The average Apple user probably doesn’t put much thought into Google being the default search engine for iOS, but there is actually an exceptional amount of money involved.
As pointed out in a report shared by veteran Apple journalist and podcaster Philip Elmer-DeWitt, Google has been paying Apple billions for the privilege of keeping users glued to its search engine on iOS. More specifically, Google is estimated to have paid Apple $10 billion in FY 2020 to keep its search engine as the default on the popular mobile OS.
What’s crazy is that this amount is actually set to get even higher.

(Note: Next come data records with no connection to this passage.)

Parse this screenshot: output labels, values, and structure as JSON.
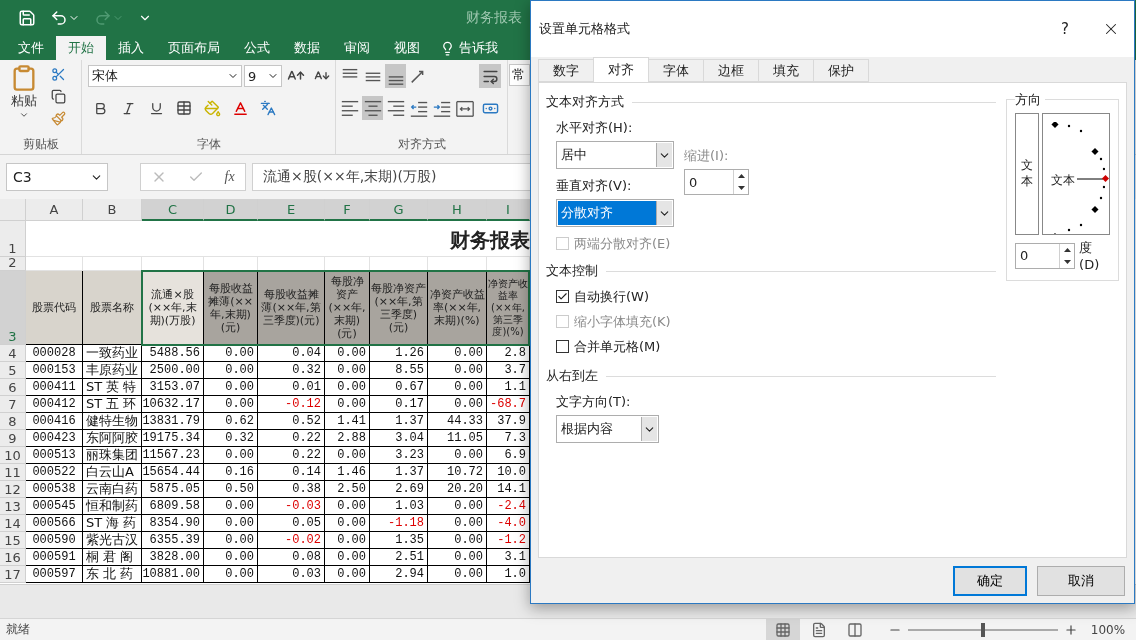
{
  "titlebar": {
    "title": "财务报表"
  },
  "menu_tabs": [
    {
      "label": "文件",
      "selected": false
    },
    {
      "label": "开始",
      "selected": true
    },
    {
      "label": "插入",
      "selected": false
    },
    {
      "label": "页面布局",
      "selected": false
    },
    {
      "label": "公式",
      "selected": false
    },
    {
      "label": "数据",
      "selected": false
    },
    {
      "label": "审阅",
      "selected": false
    },
    {
      "label": "视图",
      "selected": false
    }
  ],
  "tell_me": {
    "label": "告诉我"
  },
  "ribbon": {
    "clipboard": {
      "paste": "粘贴",
      "label": "剪贴板"
    },
    "font": {
      "name": "宋体",
      "size": "9",
      "label": "字体"
    },
    "align_top": [
      {
        "kind": "top",
        "selected": false
      },
      {
        "kind": "middle",
        "selected": false
      },
      {
        "kind": "bottom",
        "selected": true
      },
      {
        "kind": "orientation",
        "selected": false
      }
    ],
    "align_bottom": [
      {
        "kind": "left",
        "selected": false
      },
      {
        "kind": "center",
        "selected": true
      },
      {
        "kind": "right",
        "selected": false
      },
      {
        "kind": "outdent",
        "selected": false
      },
      {
        "kind": "indent",
        "selected": false
      },
      {
        "kind": "merge",
        "selected": false
      }
    ],
    "wrap": {
      "selected": true
    },
    "align_label": "对齐方式",
    "number_format": "常"
  },
  "formula_bar": {
    "name_box": "C3",
    "fx": "fx",
    "formula": "流通×股(××年,末期)(万股)"
  },
  "sheet": {
    "columns": [
      {
        "label": "A",
        "selected": false,
        "active": false
      },
      {
        "label": "B",
        "selected": false,
        "active": false
      },
      {
        "label": "C",
        "selected": true,
        "active": true
      },
      {
        "label": "D",
        "selected": true,
        "active": false
      },
      {
        "label": "E",
        "selected": true,
        "active": false
      },
      {
        "label": "F",
        "selected": true,
        "active": false
      },
      {
        "label": "G",
        "selected": true,
        "active": false
      },
      {
        "label": "H",
        "selected": true,
        "active": false
      },
      {
        "label": "I",
        "selected": true,
        "active": false
      }
    ],
    "title_row": {
      "row": "1",
      "text": "财务报表"
    },
    "blank_row": {
      "row": "2"
    },
    "header_row": {
      "row": "3",
      "selected": true,
      "cells": [
        "股票代码",
        "股票名称",
        "流通×股(××年,末期)(万股)",
        "每股收益摊薄(××年,末期)(元)",
        "每股收益摊薄(××年,第三季度)(元)",
        "每股净资产(××年,末期)(元)",
        "每股净资产(××年,第三季度)(元)",
        "净资产收益率(××年,末期)(%)",
        "净资产收益率(××年,第三季度)(%)"
      ]
    },
    "rows": [
      {
        "row": "4",
        "cells": [
          "000028",
          "一致药业",
          "5488.56",
          "0.00",
          "0.04",
          "0.00",
          "1.26",
          "0.00",
          "2.8"
        ],
        "red": [
          false,
          false,
          false,
          false,
          false,
          false,
          false,
          false,
          false
        ]
      },
      {
        "row": "5",
        "cells": [
          "000153",
          "丰原药业",
          "2500.00",
          "0.00",
          "0.32",
          "0.00",
          "8.55",
          "0.00",
          "3.7"
        ],
        "red": [
          false,
          false,
          false,
          false,
          false,
          false,
          false,
          false,
          false
        ]
      },
      {
        "row": "6",
        "cells": [
          "000411",
          "ST 英 特",
          "3153.07",
          "0.00",
          "0.01",
          "0.00",
          "0.67",
          "0.00",
          "1.1"
        ],
        "red": [
          false,
          false,
          false,
          false,
          false,
          false,
          false,
          false,
          false
        ]
      },
      {
        "row": "7",
        "cells": [
          "000412",
          "ST 五 环",
          "10632.17",
          "0.00",
          "-0.12",
          "0.00",
          "0.17",
          "0.00",
          "-68.7"
        ],
        "red": [
          false,
          false,
          false,
          false,
          true,
          false,
          false,
          false,
          true
        ]
      },
      {
        "row": "8",
        "cells": [
          "000416",
          "健特生物",
          "13831.79",
          "0.62",
          "0.52",
          "1.41",
          "1.37",
          "44.33",
          "37.9"
        ],
        "red": [
          false,
          false,
          false,
          false,
          false,
          false,
          false,
          false,
          false
        ]
      },
      {
        "row": "9",
        "cells": [
          "000423",
          "东阿阿胶",
          "19175.34",
          "0.32",
          "0.22",
          "2.88",
          "3.04",
          "11.05",
          "7.3"
        ],
        "red": [
          false,
          false,
          false,
          false,
          false,
          false,
          false,
          false,
          false
        ]
      },
      {
        "row": "10",
        "cells": [
          "000513",
          "丽珠集团",
          "11567.23",
          "0.00",
          "0.22",
          "0.00",
          "3.23",
          "0.00",
          "6.9"
        ],
        "red": [
          false,
          false,
          false,
          false,
          false,
          false,
          false,
          false,
          false
        ]
      },
      {
        "row": "11",
        "cells": [
          "000522",
          "白云山A",
          "15654.44",
          "0.16",
          "0.14",
          "1.46",
          "1.37",
          "10.72",
          "10.0"
        ],
        "red": [
          false,
          false,
          false,
          false,
          false,
          false,
          false,
          false,
          false
        ]
      },
      {
        "row": "12",
        "cells": [
          "000538",
          "云南白药",
          "5875.05",
          "0.50",
          "0.38",
          "2.50",
          "2.69",
          "20.20",
          "14.1"
        ],
        "red": [
          false,
          false,
          false,
          false,
          false,
          false,
          false,
          false,
          false
        ]
      },
      {
        "row": "13",
        "cells": [
          "000545",
          "恒和制药",
          "6809.58",
          "0.00",
          "-0.03",
          "0.00",
          "1.03",
          "0.00",
          "-2.4"
        ],
        "red": [
          false,
          false,
          false,
          false,
          true,
          false,
          false,
          false,
          true
        ]
      },
      {
        "row": "14",
        "cells": [
          "000566",
          "ST 海 药",
          "8354.90",
          "0.00",
          "0.05",
          "0.00",
          "-1.18",
          "0.00",
          "-4.0"
        ],
        "red": [
          false,
          false,
          false,
          false,
          false,
          false,
          true,
          false,
          true
        ]
      },
      {
        "row": "15",
        "cells": [
          "000590",
          "紫光古汉",
          "6355.39",
          "0.00",
          "-0.02",
          "0.00",
          "1.35",
          "0.00",
          "-1.2"
        ],
        "red": [
          false,
          false,
          false,
          false,
          true,
          false,
          false,
          false,
          true
        ]
      },
      {
        "row": "16",
        "cells": [
          "000591",
          "桐 君 阁",
          "3828.00",
          "0.00",
          "0.08",
          "0.00",
          "2.51",
          "0.00",
          "3.1"
        ],
        "red": [
          false,
          false,
          false,
          false,
          false,
          false,
          false,
          false,
          false
        ]
      },
      {
        "row": "17",
        "cells": [
          "000597",
          "东 北 药",
          "10881.00",
          "0.00",
          "0.03",
          "0.00",
          "2.94",
          "0.00",
          "1.0"
        ],
        "red": [
          false,
          false,
          false,
          false,
          false,
          false,
          false,
          false,
          false
        ]
      }
    ]
  },
  "status_bar": {
    "text": "就绪",
    "views": [
      {
        "kind": "normal",
        "selected": true
      },
      {
        "kind": "page_layout",
        "selected": false
      },
      {
        "kind": "page_break",
        "selected": false
      }
    ],
    "zoom": {
      "level": 0.5,
      "value": "100%"
    }
  },
  "dialog": {
    "title": "设置单元格格式",
    "help": "?",
    "tabs": [
      {
        "label": "数字",
        "selected": false
      },
      {
        "label": "对齐",
        "selected": true
      },
      {
        "label": "字体",
        "selected": false
      },
      {
        "label": "边框",
        "selected": false
      },
      {
        "label": "填充",
        "selected": false
      },
      {
        "label": "保护",
        "selected": false
      }
    ],
    "alignment": {
      "title": "文本对齐方式",
      "horizontal": {
        "label": "水平对齐(H):",
        "value": "居中",
        "focused": false
      },
      "indent": {
        "label": "缩进(I):",
        "value": "0",
        "disabled": true
      },
      "vertical": {
        "label": "垂直对齐(V):",
        "value": "分散对齐",
        "focused": true
      },
      "justify_distributed": {
        "label": "两端分散对齐(E)",
        "checked": false,
        "disabled": true
      }
    },
    "text_control": {
      "title": "文本控制",
      "options": [
        {
          "label": "自动换行(W)",
          "checked": true,
          "disabled": false
        },
        {
          "label": "缩小字体填充(K)",
          "checked": false,
          "disabled": true
        },
        {
          "label": "合并单元格(M)",
          "checked": false,
          "disabled": false
        }
      ]
    },
    "right_to_left": {
      "title": "从右到左",
      "direction": {
        "label": "文字方向(T):",
        "value": "根据内容",
        "focused": false
      }
    },
    "orientation": {
      "title": "方向",
      "vertical_text": "文本",
      "dial_text": "文本",
      "degrees": {
        "value": "0",
        "label": "度(D)"
      }
    },
    "buttons": [
      {
        "label": "确定",
        "default": true
      },
      {
        "label": "取消",
        "default": false
      }
    ]
  }
}
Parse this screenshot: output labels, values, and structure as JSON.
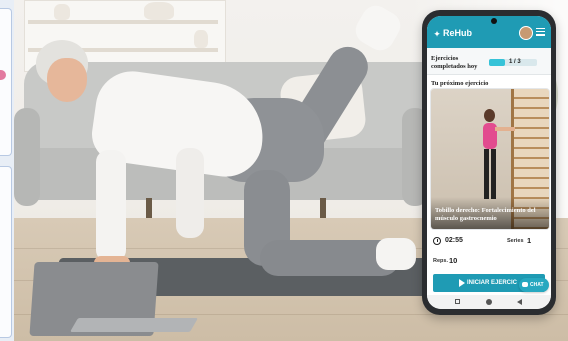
{
  "app": {
    "name": "ReHub",
    "logo_icon": "rehub-logo-icon",
    "accent_color": "#1f9bb4"
  },
  "progress": {
    "label": "Ejercicios completados hoy",
    "count": "1 / 3",
    "fraction": 0.33
  },
  "next_exercise": {
    "section_title": "Tu próximo ejercicio",
    "name": "Tobillo derecho: Fortalecimiento del músculo gastrocnemio",
    "time": "02:55",
    "sets_label": "Series",
    "sets_value": "1",
    "reps_label": "Reps.",
    "reps_value": "10"
  },
  "actions": {
    "start_label": "INICIAR EJERCIC",
    "chat_label": "CHAT"
  }
}
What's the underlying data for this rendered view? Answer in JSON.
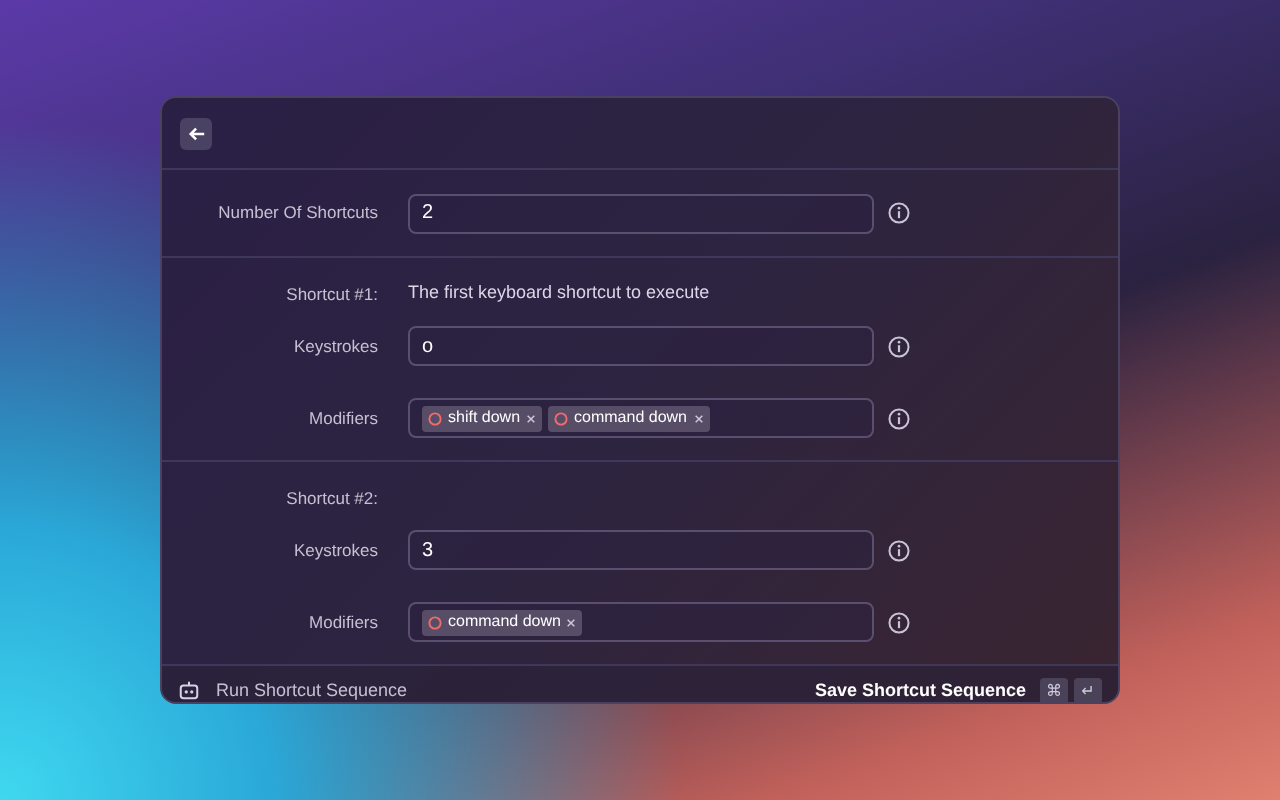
{
  "number_of_shortcuts": {
    "label": "Number Of Shortcuts",
    "value": "2"
  },
  "shortcuts": [
    {
      "title": "Shortcut #1:",
      "description": "The first keyboard shortcut to execute",
      "keystrokes": {
        "label": "Keystrokes",
        "value": "o"
      },
      "modifiers": {
        "label": "Modifiers",
        "tags": [
          "shift down",
          "command down"
        ]
      }
    },
    {
      "title": "Shortcut #2:",
      "keystrokes": {
        "label": "Keystrokes",
        "value": "3"
      },
      "modifiers": {
        "label": "Modifiers",
        "tags": [
          "command down"
        ]
      }
    }
  ],
  "footer": {
    "command": "Run Shortcut Sequence",
    "action": "Save Shortcut Sequence",
    "keys": [
      "⌘",
      "↵"
    ]
  }
}
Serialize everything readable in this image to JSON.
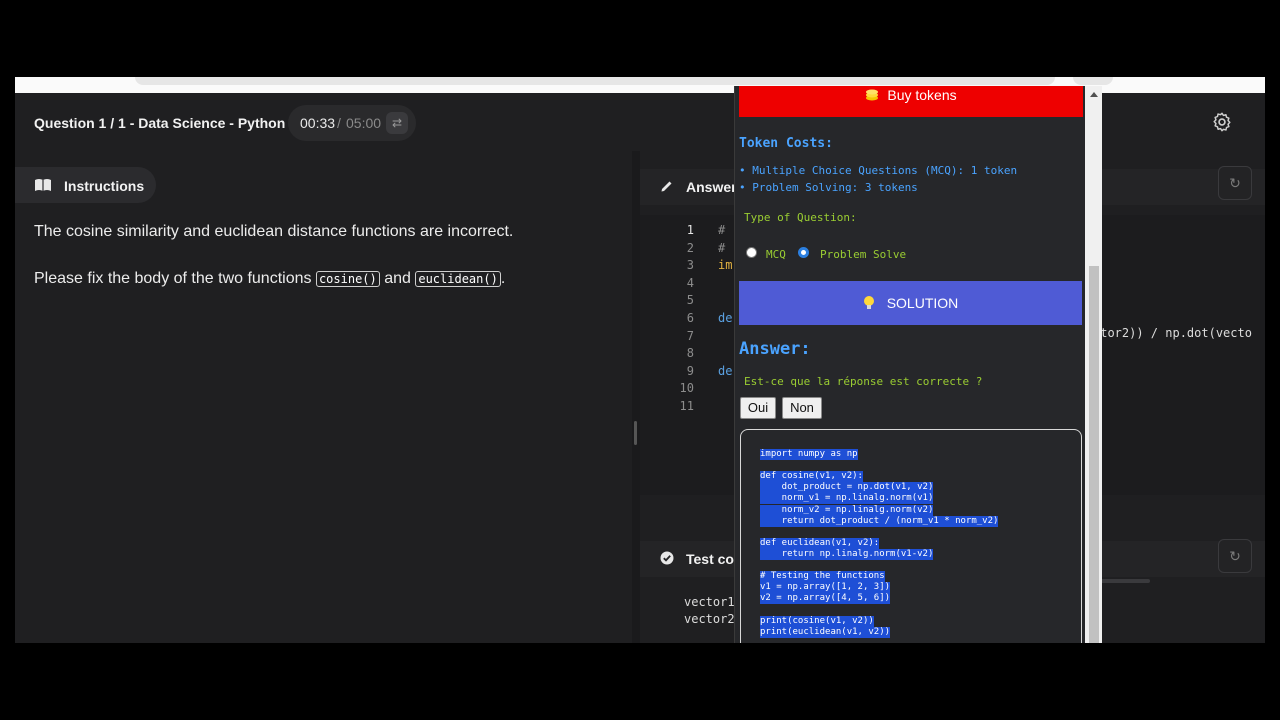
{
  "header": {
    "question_title": "Question 1 / 1 - Data Science - Python",
    "timer_elapsed": "00:33",
    "timer_separator": "/",
    "timer_total": "05:00",
    "timer_swap_icon": "⇄"
  },
  "instructions": {
    "tab_label": "Instructions",
    "p1": "The cosine similarity and euclidean distance functions are incorrect.",
    "p2_prefix": "Please fix the body of the two functions ",
    "chip1": "cosine()",
    "p2_mid": " and ",
    "chip2": "euclidean()",
    "p2_suffix": "."
  },
  "answer_panel": {
    "label": "Answer",
    "reset_icon": "↻",
    "line_numbers": [
      "1",
      "2",
      "3",
      "4",
      "5",
      "6",
      "7",
      "8",
      "9",
      "10",
      "11"
    ],
    "code_fragments": [
      "#",
      "#",
      "im",
      "",
      "",
      "de",
      "",
      "",
      "de",
      "",
      ""
    ],
    "overflow_code": "ctor2)) / np.dot(vecto"
  },
  "test_panel": {
    "label": "Test co",
    "reset_icon": "↻",
    "lines": [
      "vector1",
      "vector2"
    ]
  },
  "popup": {
    "buy_tokens": "Buy tokens",
    "token_costs_title": "Token Costs:",
    "token_lines": [
      "• Multiple Choice Questions (MCQ): 1 token",
      "• Problem Solving: 3 tokens"
    ],
    "question_type_label": "Type of Question:",
    "radio_mcq": "MCQ",
    "radio_problem": "Problem Solve",
    "solution_button": "SOLUTION",
    "answer_title": "Answer:",
    "correct_question": "Est-ce que la réponse est correcte ?",
    "yes_button": "Oui",
    "no_button": "Non",
    "solution_code": [
      "import numpy as np",
      "",
      "def cosine(v1, v2):",
      "    dot_product = np.dot(v1, v2)",
      "    norm_v1 = np.linalg.norm(v1)",
      "    norm_v2 = np.linalg.norm(v2)",
      "    return dot_product / (norm_v1 * norm_v2)",
      "",
      "def euclidean(v1, v2):",
      "    return np.linalg.norm(v1-v2)",
      "",
      "# Testing the functions",
      "v1 = np.array([1, 2, 3])",
      "v2 = np.array([4, 5, 6])",
      "",
      "print(cosine(v1, v2))",
      "print(euclidean(v1, v2))"
    ]
  },
  "colors": {
    "buy_red": "#ee0000",
    "solution_blue": "#4f5bd5",
    "token_blue": "#4aa3ff",
    "label_green": "#9acd32",
    "selection_blue": "#1e4fd6"
  },
  "icons": [
    "settings-gear-icon",
    "book-icon",
    "pencil-icon",
    "check-circle-icon",
    "coin-icon",
    "lightbulb-icon",
    "reset-icon",
    "swap-icon"
  ]
}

According to a recent note to clients shared by Elmer-DeWitt, Google is expected to pay Apple as much as $15 billion in FY 21 to keep its search engine as the default on iOS. This is expected to contribute “an amazing ~850 bps to Services growth YoY, and amount to ~9 percent of company gross profits.”
Analyst Toni Sacconaghi suggests that Google is happy to pay this amount to ensure that it isn’t outbid by Microsoft, which is presumably keen on exposing more Apple users to its own search engine. Bing was launched 12 years ago but has struggled to come anywhere near the dominance of Google’s search engine.
Google’s payments to Apple are estimated to reach as high as $20 billion in FY 22.
We see two potential risks to GOOG’s payments to AAPL: (1) regulatory risk, which we believe is real, but likely years away; we see a potential 4-5 percent impact to Apple’s gross profits from an adverse ruling; & (2) that Google chooses to stop paying Apple to be the default search engine altogether, or looks to renegotiate terms and pay less. We have noted in prior research that GOOG is likely paying to ensure Microsoft doesn’t outbid it. That said, with payments likely to approach $18 – $20B in FY 22, it not implausible that Google could revisit its strategy.
Source: Apple 3.0